▸ Problem
Pictures stay out. Everything else in the listing below gets written out exactly.

▸ Material to process

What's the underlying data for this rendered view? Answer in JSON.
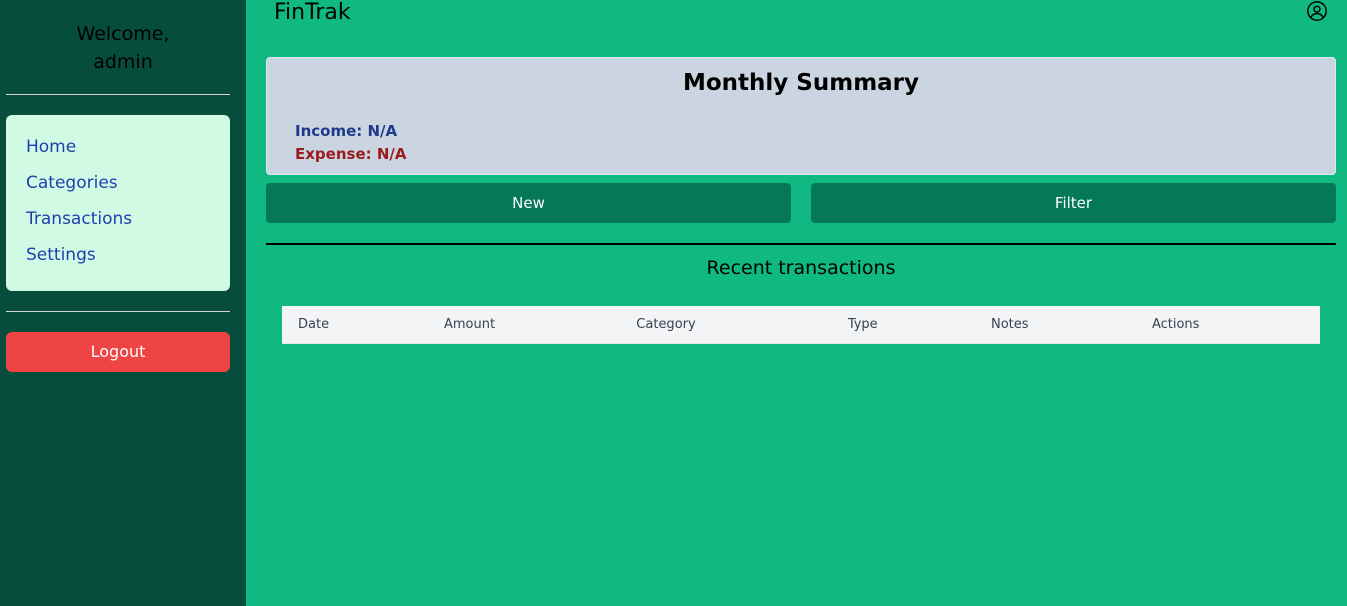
{
  "sidebar": {
    "welcome_line1": "Welcome,",
    "welcome_line2": "admin",
    "nav": [
      {
        "label": "Home"
      },
      {
        "label": "Categories"
      },
      {
        "label": "Transactions"
      },
      {
        "label": "Settings"
      }
    ],
    "logout_label": "Logout"
  },
  "header": {
    "app_title": "FinTrak",
    "user_icon": "user-circle-icon"
  },
  "summary": {
    "title": "Monthly Summary",
    "income": "Income: N/A",
    "expense": "Expense: N/A"
  },
  "actions": {
    "new_label": "New",
    "filter_label": "Filter"
  },
  "transactions": {
    "title": "Recent transactions",
    "columns": [
      "Date",
      "Amount",
      "Category",
      "Type",
      "Notes",
      "Actions"
    ]
  },
  "colors": {
    "main_bg": "#10b981",
    "sidebar_bg": "#064e3b",
    "nav_bg": "#d1fae5",
    "logout_bg": "#ef4444",
    "button_bg": "#047857",
    "summary_bg": "#cbd5e1"
  }
}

▸ Solution below
What's the underlying data for this rendered view? Answer in JSON.
{
  "sidebar": {
    "welcome_line1": "Welcome,",
    "welcome_line2": "admin",
    "nav": [
      {
        "label": "Home"
      },
      {
        "label": "Categories"
      },
      {
        "label": "Transactions"
      },
      {
        "label": "Settings"
      }
    ],
    "logout_label": "Logout"
  },
  "header": {
    "app_title": "FinTrak",
    "user_icon": "user-circle-icon"
  },
  "summary": {
    "title": "Monthly Summary",
    "income": "Income: N/A",
    "expense": "Expense: N/A"
  },
  "actions": {
    "new_label": "New",
    "filter_label": "Filter"
  },
  "transactions": {
    "title": "Recent transactions",
    "columns": [
      "Date",
      "Amount",
      "Category",
      "Type",
      "Notes",
      "Actions"
    ]
  },
  "colors": {
    "main_bg": "#10b981",
    "sidebar_bg": "#064e3b",
    "nav_bg": "#d1fae5",
    "logout_bg": "#ef4444",
    "button_bg": "#047857",
    "summary_bg": "#cbd5e1"
  }
}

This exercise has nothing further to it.